Some hours later while he's sitting somewhat bored, Art feels the pressure of a touch on his right shoulder. When he turns to see what the pressure is he finds Polly Thompson.

"Hello", he offers.

"Hi", she responds. Then she continues, "Helen, is enjoying the trip. She just asked me to come forward to let you know. She also asked me to say how wonderful it must be to see Athens, and that the city must be golden right now in the rays of the setting sun."

Theisen sits is aghast. He doesn't know what to say He turns his face forward to look out the front of the aircraft. There below him in plain sight as it has been for many minutes (had he been paying attention), sits Athens ablaze in the light of a setting sun.

In the seminar I sit, listening to Art Thiesen finish his story. He says, "It took a blind, deaf and mute person, to communicate to this arrogant all-seeing pilot, in a way that I could see the beauty of what was there all along and in a way that I could hear."

What am I doing with the equipment (talents, eyes, ears, legs, feet, brain, voice, etc.) that is mine to use on this journey?

Saturday evening. October 2, 2010. A short while later. Egypt Air flight 778.

My face is against the plexiglass. Below, the coastline of Greece defines the Aegean Sea. Athens' lights glow brightly outside my window. On this course Cairo is not long off. I sit quietly staring. "You know," I say to myself again, "I could be watching the in-flight movie right now." A whisper offers, "But why?"

"Who are you without your toys? Are you paying attention? Do you care for and take care of yourself -really? When all becomes silent, can you tolerate the sound of your own thoughts?" I sat speechless. Holding me in his steely gaze, Papi persisted, "I asked you a question. Where is your answer? We have become addicted to toys and outcomes. Discipline and integrity, imagination and artistry, service and seeing what is there to be seen - we better watch out or these will become lost or totally compromised. And if that happens-we're screwed."

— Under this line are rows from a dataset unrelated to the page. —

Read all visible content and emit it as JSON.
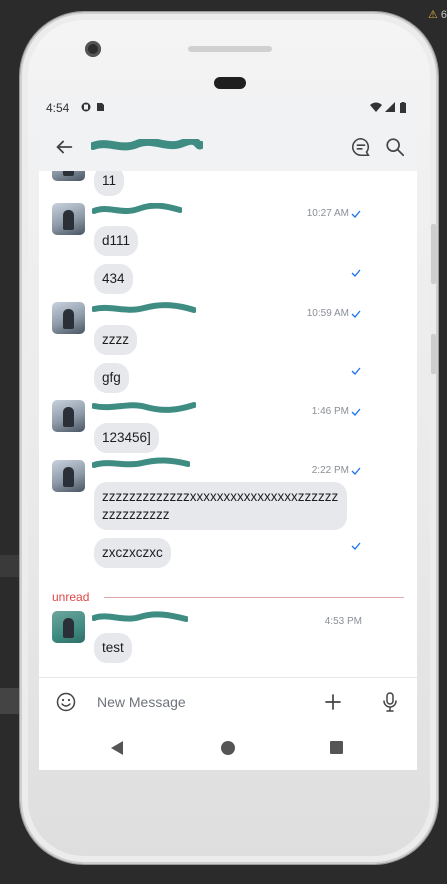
{
  "ide": {
    "warning_text": "6"
  },
  "status_bar": {
    "time": "4:54"
  },
  "app_bar": {
    "title_redacted": true
  },
  "messages": {
    "top_partial": {
      "text": "11"
    },
    "groups": [
      {
        "time": "10:27 AM",
        "messages": [
          "d111",
          "434"
        ]
      },
      {
        "time": "10:59 AM",
        "messages": [
          "zzzz",
          "gfg"
        ]
      },
      {
        "time": "1:46 PM",
        "messages": [
          "123456]"
        ]
      },
      {
        "time": "2:22 PM",
        "messages": [
          "zzzzzzzzzzzzzxxxxxxxxxxxxxxxxzzzzzzzzzzzzzzzz",
          "zxczxczxc"
        ]
      }
    ],
    "unread_label": "unread",
    "unread_group": {
      "time": "4:53 PM",
      "messages": [
        "test"
      ]
    }
  },
  "composer": {
    "placeholder": "New Message"
  },
  "colors": {
    "accent": "#1a73e8",
    "unread": "#e04646",
    "bubble": "#e6e8ec",
    "redaction": "#3f8c83",
    "header_bg": "#f1f2f4"
  },
  "icons": {
    "back": "arrow-left-icon",
    "chat": "chat-bubble-icon",
    "search": "search-icon",
    "emoji": "smiley-icon",
    "attach": "plus-icon",
    "mic": "mic-icon",
    "read_receipt": "check-icon"
  }
}
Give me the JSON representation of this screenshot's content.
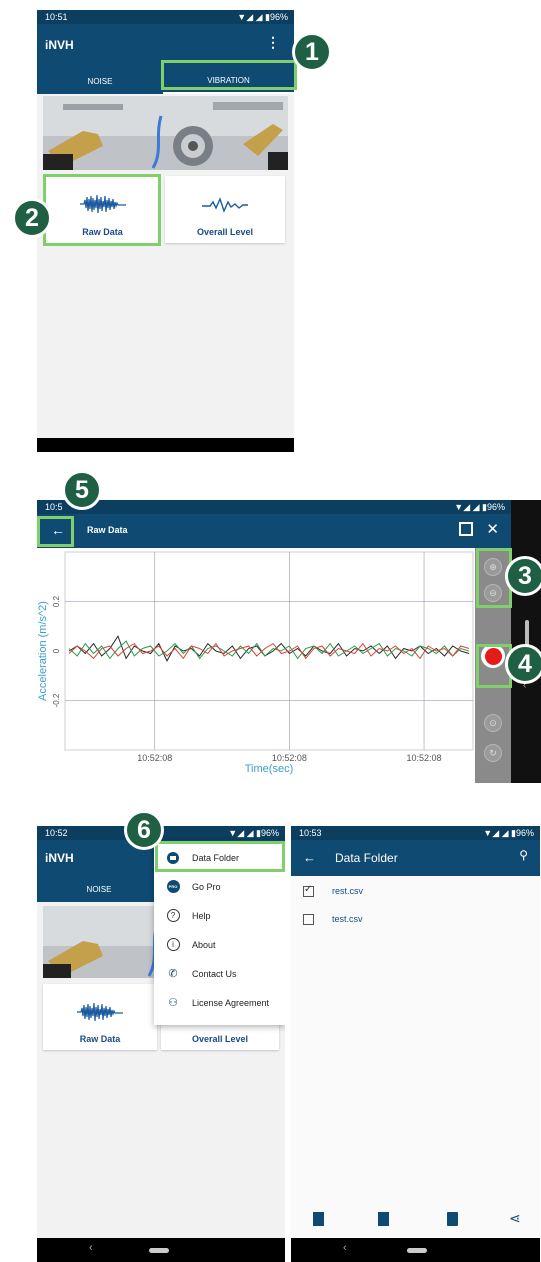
{
  "panel1": {
    "status": {
      "time": "10:51",
      "icons": "▼◢ ◢ ▮96%"
    },
    "app_title": "iNVH",
    "tabs": [
      {
        "label": "NOISE"
      },
      {
        "label": "VIBRATION"
      }
    ],
    "cards": [
      {
        "label": "Raw Data",
        "icon": "waveform-icon"
      },
      {
        "label": "Overall Level",
        "icon": "pulse-line-icon"
      }
    ]
  },
  "panel2": {
    "status": {
      "time": "10:5",
      "icons": "▼◢ ◢ ▮96%"
    },
    "title": "Raw Data",
    "chart_data": {
      "type": "line",
      "xlabel": "Time(sec)",
      "ylabel": "Acceleration (m/s^2)",
      "x_ticks": [
        "10:52:08",
        "10:52:08",
        "10:52:08"
      ],
      "y_ticks": [
        "0.2",
        "0",
        "-0.2"
      ],
      "ylim": [
        -0.4,
        0.4
      ],
      "grid": true,
      "series": [
        {
          "color": "#2a2a2a",
          "values": [
            0.0,
            0.02,
            -0.01,
            0.03,
            -0.02,
            0.01,
            0.06,
            -0.03,
            0.02,
            0.0,
            -0.01,
            0.03,
            -0.04,
            0.02,
            0.0,
            0.01,
            -0.02,
            0.03,
            0.0,
            -0.01,
            0.02,
            -0.03,
            0.01,
            0.02,
            -0.02,
            0.0,
            0.03,
            -0.01,
            0.01,
            -0.02,
            0.02,
            0.0,
            -0.01,
            0.03,
            -0.02,
            0.01,
            0.0,
            0.02,
            -0.01,
            0.02,
            -0.03,
            0.01,
            0.0,
            0.02,
            -0.01,
            0.01,
            -0.02,
            0.02,
            0.0,
            -0.01
          ]
        },
        {
          "color": "#2e9a4a",
          "values": [
            0.01,
            -0.02,
            0.03,
            -0.01,
            0.02,
            -0.03,
            0.01,
            0.04,
            -0.02,
            0.01,
            0.02,
            -0.02,
            0.0,
            0.03,
            -0.01,
            0.02,
            -0.03,
            0.01,
            0.02,
            0.0,
            -0.02,
            0.02,
            -0.01,
            0.03,
            -0.02,
            0.01,
            0.0,
            0.02,
            -0.03,
            0.01,
            0.02,
            -0.01,
            0.03,
            -0.02,
            0.0,
            0.02,
            -0.01,
            0.01,
            0.03,
            -0.02,
            0.01,
            0.0,
            -0.02,
            0.02,
            0.01,
            -0.01,
            0.02,
            -0.02,
            0.01,
            0.0
          ]
        },
        {
          "color": "#d9443a",
          "values": [
            -0.01,
            0.02,
            0.0,
            -0.03,
            0.01,
            0.02,
            -0.02,
            0.01,
            0.03,
            -0.01,
            0.0,
            0.02,
            -0.02,
            0.01,
            -0.03,
            0.02,
            0.01,
            -0.01,
            0.03,
            -0.02,
            0.0,
            0.01,
            0.02,
            -0.02,
            0.01,
            0.03,
            -0.01,
            0.0,
            0.02,
            -0.03,
            0.01,
            0.02,
            -0.02,
            0.01,
            0.0,
            -0.01,
            0.03,
            -0.02,
            0.01,
            0.0,
            0.02,
            -0.01,
            0.01,
            -0.03,
            0.02,
            0.0,
            0.01,
            -0.02,
            0.02,
            0.01
          ]
        }
      ]
    }
  },
  "panel3": {
    "status": {
      "time": "10:52",
      "icons": "▼◢ ◢ ▮96%"
    },
    "app_title": "iNVH",
    "tab_noise": "NOISE",
    "cards": [
      {
        "label": "Raw Data"
      },
      {
        "label": "Overall Level"
      }
    ],
    "menu": [
      {
        "label": "Data Folder",
        "icon": "folder-icon"
      },
      {
        "label": "Go Pro",
        "icon": "pro-badge-icon",
        "icon_text": "PRO"
      },
      {
        "label": "Help",
        "icon": "help-icon"
      },
      {
        "label": "About",
        "icon": "info-icon"
      },
      {
        "label": "Contact Us",
        "icon": "phone-icon"
      },
      {
        "label": "License Agreement",
        "icon": "license-icon"
      }
    ]
  },
  "panel4": {
    "status": {
      "time": "10:53",
      "icons": "▼◢ ◢ ▮96%"
    },
    "title": "Data Folder",
    "files": [
      {
        "name": "rest.csv",
        "checked": true
      },
      {
        "name": "test.csv",
        "checked": false
      }
    ]
  },
  "callouts": [
    "1",
    "2",
    "3",
    "4",
    "5",
    "6"
  ],
  "colors": {
    "appbar": "#0f4a73",
    "statusbar": "#0c3e60",
    "highlight": "#7fcf6a",
    "badge": "#1f5f44",
    "card_label": "#1a4a8a"
  }
}
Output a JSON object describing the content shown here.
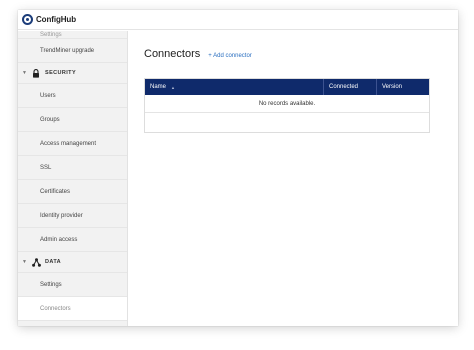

(from The Life and Times of Papi Conpelo)

©Lance Giroux, November 2010